When possible, I supplement my hands-on antivirus testing by perusing the results of tests by independent antivirus labs. Some products participate with all of the labs and gather top scores all around; Bitdefender Antivirus Plus 2013 is an example. Comodo’s lab participation is limited, and in any case the labs would most likely test Comodo’s full-scale security suite, not the removal-only Comodo Cleaning Essentials.
West Coast Labs and ICSA Labs certify Comodo’s technology for virus detection, but not for removal. In all the times Virus Bulletin has tested Comodo, they’ve awarded it VB100 certification just once. For this product, lab results aren’t much help. The chart below summarizes recent results. For more about these tests, please refer to the article How We Interpret Antivirus Lab Tests
Comodo Cleaning Essentials 6 lab tests chart
In the last few weeks, I’ve also tested the free Comodo Internet Security Premium (2013) and the $39.99 Comodo Internet Security Complete 2013. Tech support is one big differentiator between these two. With the free product you must rely on email support and forums, while the for-pay edition adds unlimited remotely-assisted support from Comodo’s GeekBuddy service.

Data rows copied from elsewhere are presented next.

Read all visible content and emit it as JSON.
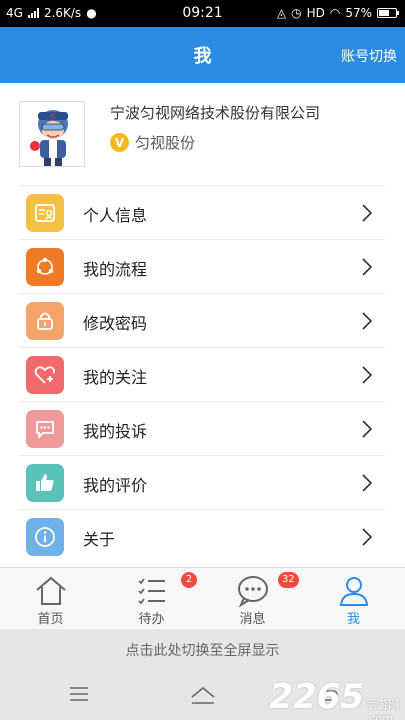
{
  "status_bar": {
    "network": "4G",
    "speed": "2.6K/s",
    "time": "09:21",
    "hd": "HD",
    "battery": "57%"
  },
  "header": {
    "title": "我",
    "switch_account": "账号切换"
  },
  "profile": {
    "company": "宁波匀视网络技术股份有限公司",
    "short_name": "匀视股份",
    "badge": "V"
  },
  "menu": {
    "items": [
      {
        "label": "个人信息",
        "icon": "id-card-icon",
        "color": "#f6c142"
      },
      {
        "label": "我的流程",
        "icon": "share-icon",
        "color": "#f07a26"
      },
      {
        "label": "修改密码",
        "icon": "lock-icon",
        "color": "#f2a46a"
      },
      {
        "label": "我的关注",
        "icon": "heart-plus-icon",
        "color": "#ef6a6a"
      },
      {
        "label": "我的投诉",
        "icon": "message-icon",
        "color": "#ef9a9a"
      },
      {
        "label": "我的评价",
        "icon": "thumbs-up-icon",
        "color": "#5bc0b8"
      },
      {
        "label": "关于",
        "icon": "info-icon",
        "color": "#6fb1e8"
      }
    ]
  },
  "tabbar": {
    "tabs": [
      {
        "label": "首页",
        "icon": "home-icon"
      },
      {
        "label": "待办",
        "icon": "todo-list-icon",
        "badge": "2"
      },
      {
        "label": "消息",
        "icon": "chat-bubble-icon",
        "badge": "32"
      },
      {
        "label": "我",
        "icon": "person-icon",
        "active": true
      }
    ]
  },
  "fullscreen_bar": "点击此处切换至全屏显示",
  "watermark": {
    "number": "2265",
    "text": "手游网",
    "dotcom": ".com"
  },
  "colors": {
    "primary": "#2b8ce3",
    "badge": "#ef4b3e"
  }
}
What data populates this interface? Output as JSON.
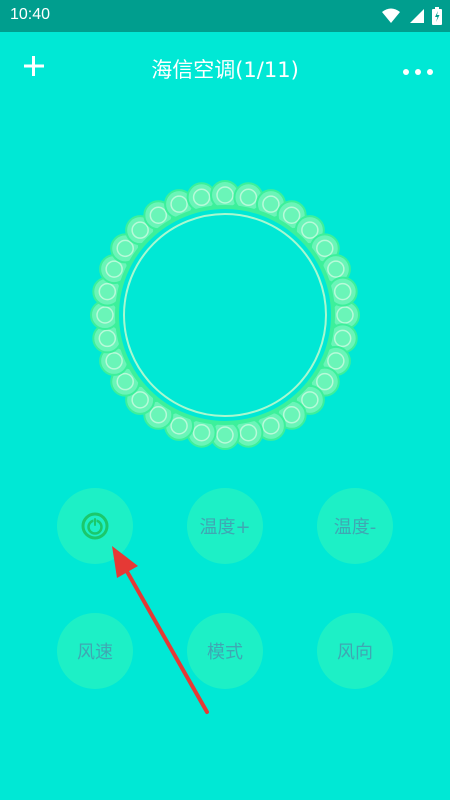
{
  "status": {
    "time": "10:40"
  },
  "header": {
    "title": "海信空调(1/11)"
  },
  "controls": {
    "power": "power-icon",
    "temp_up": "温度+",
    "temp_down": "温度-",
    "fan_speed": "风速",
    "mode": "模式",
    "direction": "风向"
  },
  "colors": {
    "background": "#00E8D5",
    "statusbar": "#009E8E",
    "button": "#1DF0C6",
    "button_text": "#3FA7B3",
    "power_icon": "#1BC86B",
    "ring": "#3DF09B",
    "arrow": "#E53935"
  }
}
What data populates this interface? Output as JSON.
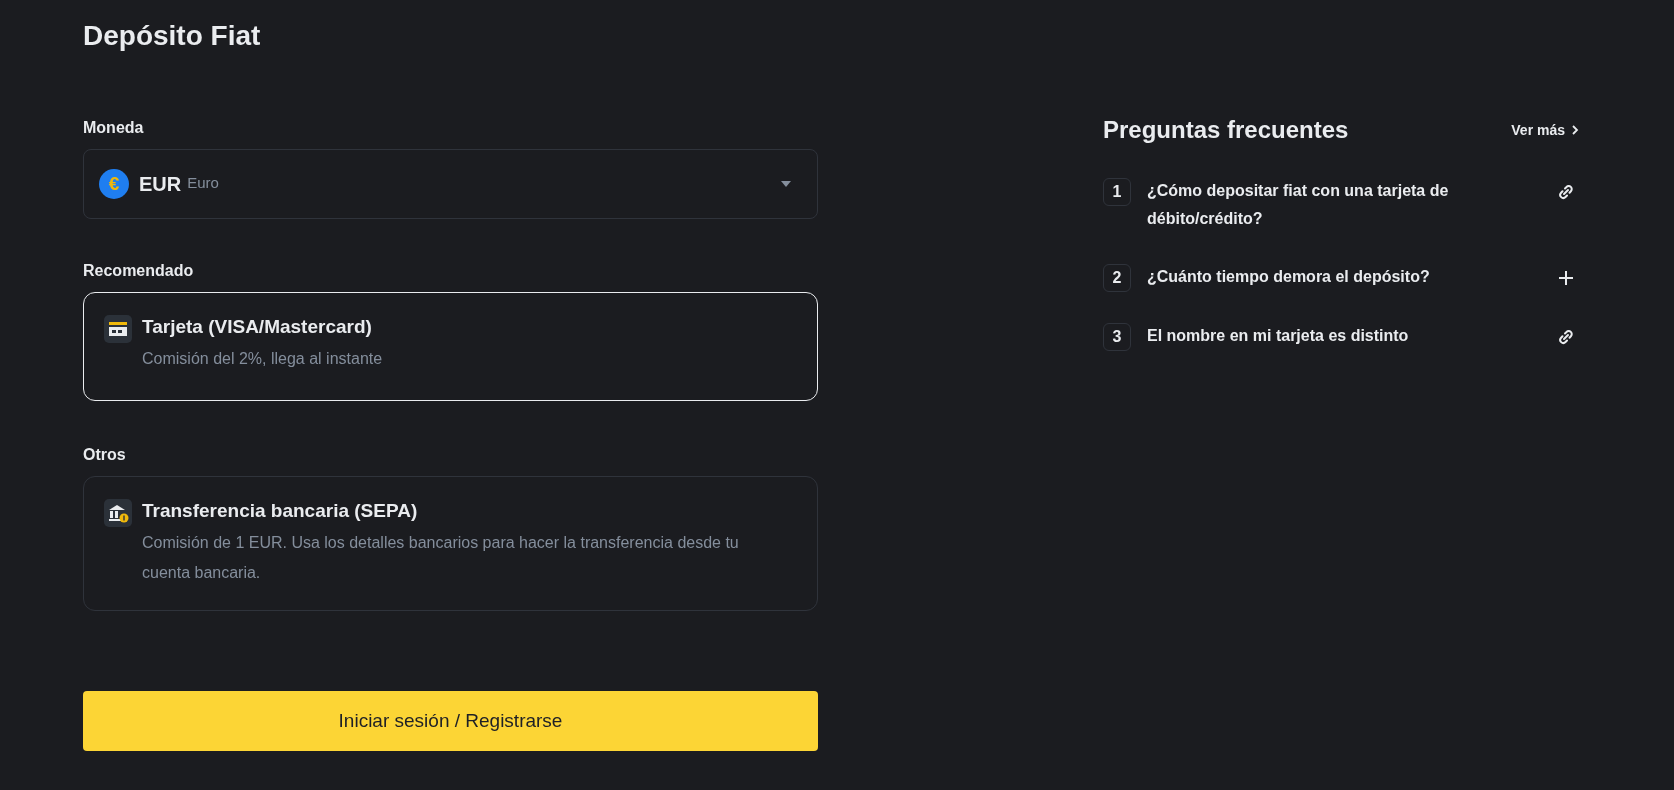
{
  "title": "Depósito Fiat",
  "currency": {
    "label": "Moneda",
    "code": "EUR",
    "name": "Euro",
    "symbol": "€"
  },
  "method_groups": [
    {
      "label": "Recomendado",
      "methods": [
        {
          "kind": "card",
          "title": "Tarjeta (VISA/Mastercard)",
          "description": "Comisión del 2%, llega al instante",
          "selected": true
        }
      ]
    },
    {
      "label": "Otros",
      "methods": [
        {
          "kind": "bank",
          "title": "Transferencia bancaria (SEPA)",
          "description": "Comisión de 1 EUR. Usa los detalles bancarios para hacer la transferencia desde tu cuenta bancaria.",
          "selected": false
        }
      ]
    }
  ],
  "login_button": "Iniciar sesión / Registrarse",
  "faq": {
    "title": "Preguntas frecuentes",
    "more_link": "Ver más",
    "items": [
      {
        "number": "1",
        "question": "¿Cómo depositar fiat con una tarjeta de débito/crédito?",
        "kind": "link"
      },
      {
        "number": "2",
        "question": "¿Cuánto tiempo demora el depósito?",
        "kind": "expand"
      },
      {
        "number": "3",
        "question": "El nombre en mi tarjeta es distinto",
        "kind": "link"
      }
    ]
  }
}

With GeekBuddy help, the for-pay product achieved excellent scores for malware removal, but the remote-control diagnosis and cleanup took many, many hours over a period of days. Without GeekBuddy, the most common advice from tech support was to run Comodo Cleaning Essentials. The free product didn’t score as high, but getting the product installed didn’t take nearly as long.
The lesson is clear. For the ultimate Comodo malware cleanup experience, first run Comodo Cleaning Essentials and then install Comodo Internet Security Complete 2013. Run a full scan with the suite and call on GeekBuddy for help with any remaining problems that it finds.
That advice holds if you’re specifically committed to installing Comodo’s security products. If not, you’ll do better turning to Malwarebytes Anti-Malware 1.70 as your free cleanup-only antivirus. In my testing, it beat all free and commercial products, and it did the job faster than Comodo. Comodo is good, but Malwarebytes is our Editors’ Choice in this category.
By Neil J. Rubenking, PCMag
- Type: Business, Personal, Professional
- OS Compatibility: Windows Vista, Windows XP, Windows 7
- Tech Support: Web-based support, community support